I signed up for one week of the Challenge. As I was only doing it for such a short time, I decided to be scrupulous and eat only food produced in the UK, as my parents and grandparents would have done during the Second World War.
I weighed out my ration at the beginning of the week and looked with alarm at the apparently tiny amounts of butter, margarine, oil, and the small square of cheese. The solitary egg looked particularly forlorn. I was worried that I would have nothing but potatoes to eat by the end of the week.
My family and I are now on day 3 of the WWII Rationing Challenge, and I hope others are having as much fun as we are! We are: me, a lapsed vegetarian, keen cook and urban gardener; my husband, a Yorkshireman and self-confessed carnivore; and my teenage daughter, a student and an experienced and experimental vegetarian. We live in social housing off Newmarket Road and as we grow a huge range of seasonal fruit and veg, this challenge had instant appeal.
For me, the challenge is not only a way to experience a diet like that of my grand-parents during the 1940s, it will also test my cooking skills, make me think about what I am eating, and most importantly, reduce my environmental impact.
Like the diet of those living in the 1930s, the current UK diet is full of ‘unhealthy’ and ‘unsustainable’ foods. We consume large amounts of animal products, and not enough fruit and vegetables – very few people eat their 5-a-day.
So, here we go again. Headscarves on – it’s rationing time! When I heard that Cambridge Sustainable Food was re-running the challenge that had proved so popular in 2015, I started thinking about what I’d learned the first time round.

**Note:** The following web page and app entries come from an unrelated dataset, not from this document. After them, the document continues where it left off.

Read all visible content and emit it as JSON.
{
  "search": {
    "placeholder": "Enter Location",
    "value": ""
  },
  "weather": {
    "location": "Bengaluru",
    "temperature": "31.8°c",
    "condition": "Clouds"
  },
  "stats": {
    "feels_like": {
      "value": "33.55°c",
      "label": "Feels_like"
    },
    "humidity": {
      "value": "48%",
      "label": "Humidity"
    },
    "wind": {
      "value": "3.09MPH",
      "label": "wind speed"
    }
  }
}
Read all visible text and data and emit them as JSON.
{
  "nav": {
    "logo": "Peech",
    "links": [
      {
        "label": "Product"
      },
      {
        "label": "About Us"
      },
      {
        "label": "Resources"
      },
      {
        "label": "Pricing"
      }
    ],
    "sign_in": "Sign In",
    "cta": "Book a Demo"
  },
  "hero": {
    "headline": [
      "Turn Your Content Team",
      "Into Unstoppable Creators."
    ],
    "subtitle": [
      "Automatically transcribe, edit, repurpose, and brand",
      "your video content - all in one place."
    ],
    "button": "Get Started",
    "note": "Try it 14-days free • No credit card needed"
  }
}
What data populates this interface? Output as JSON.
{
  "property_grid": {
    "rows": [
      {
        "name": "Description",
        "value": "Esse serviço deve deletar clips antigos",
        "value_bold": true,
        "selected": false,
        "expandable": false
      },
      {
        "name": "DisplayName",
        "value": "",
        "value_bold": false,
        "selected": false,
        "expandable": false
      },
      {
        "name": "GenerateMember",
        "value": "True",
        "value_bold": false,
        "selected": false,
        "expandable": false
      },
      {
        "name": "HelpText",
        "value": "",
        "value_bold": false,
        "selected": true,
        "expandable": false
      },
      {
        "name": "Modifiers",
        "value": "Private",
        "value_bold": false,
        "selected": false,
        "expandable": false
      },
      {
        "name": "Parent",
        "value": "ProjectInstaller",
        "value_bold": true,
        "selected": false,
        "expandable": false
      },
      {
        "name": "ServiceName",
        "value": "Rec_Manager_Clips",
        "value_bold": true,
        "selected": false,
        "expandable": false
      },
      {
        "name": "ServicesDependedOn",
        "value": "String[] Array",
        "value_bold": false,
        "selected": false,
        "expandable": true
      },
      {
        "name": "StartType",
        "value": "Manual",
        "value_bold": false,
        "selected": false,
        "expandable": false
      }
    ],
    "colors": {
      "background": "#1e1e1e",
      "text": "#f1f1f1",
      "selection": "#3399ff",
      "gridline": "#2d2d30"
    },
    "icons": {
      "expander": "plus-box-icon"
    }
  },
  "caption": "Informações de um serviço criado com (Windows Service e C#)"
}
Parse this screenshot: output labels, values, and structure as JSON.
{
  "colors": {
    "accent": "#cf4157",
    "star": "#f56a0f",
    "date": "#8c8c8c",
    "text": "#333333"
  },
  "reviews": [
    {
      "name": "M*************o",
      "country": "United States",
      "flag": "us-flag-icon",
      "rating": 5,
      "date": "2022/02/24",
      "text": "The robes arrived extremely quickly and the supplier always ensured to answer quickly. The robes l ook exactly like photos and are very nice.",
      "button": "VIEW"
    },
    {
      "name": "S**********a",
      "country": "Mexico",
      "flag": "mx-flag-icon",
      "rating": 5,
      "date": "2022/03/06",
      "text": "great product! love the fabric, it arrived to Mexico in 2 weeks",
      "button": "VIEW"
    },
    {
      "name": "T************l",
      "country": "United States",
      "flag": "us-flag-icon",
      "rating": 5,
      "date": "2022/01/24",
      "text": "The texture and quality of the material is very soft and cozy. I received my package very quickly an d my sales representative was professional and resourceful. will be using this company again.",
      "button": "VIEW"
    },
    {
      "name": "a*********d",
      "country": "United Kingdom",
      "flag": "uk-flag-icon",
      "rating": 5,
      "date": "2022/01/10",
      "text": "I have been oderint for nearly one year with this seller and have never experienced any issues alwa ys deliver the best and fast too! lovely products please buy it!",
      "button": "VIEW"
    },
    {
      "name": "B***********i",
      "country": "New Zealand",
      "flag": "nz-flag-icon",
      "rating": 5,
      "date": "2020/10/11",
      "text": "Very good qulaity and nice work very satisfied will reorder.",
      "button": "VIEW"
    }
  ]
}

What happy synchronicity that Britain’s surprisingly healthy wartime diet is very similar to the one that anyone who cares about sustainability today should be looking to adopt. I would have loved finding out about the Ministry of Food and garnering tips for the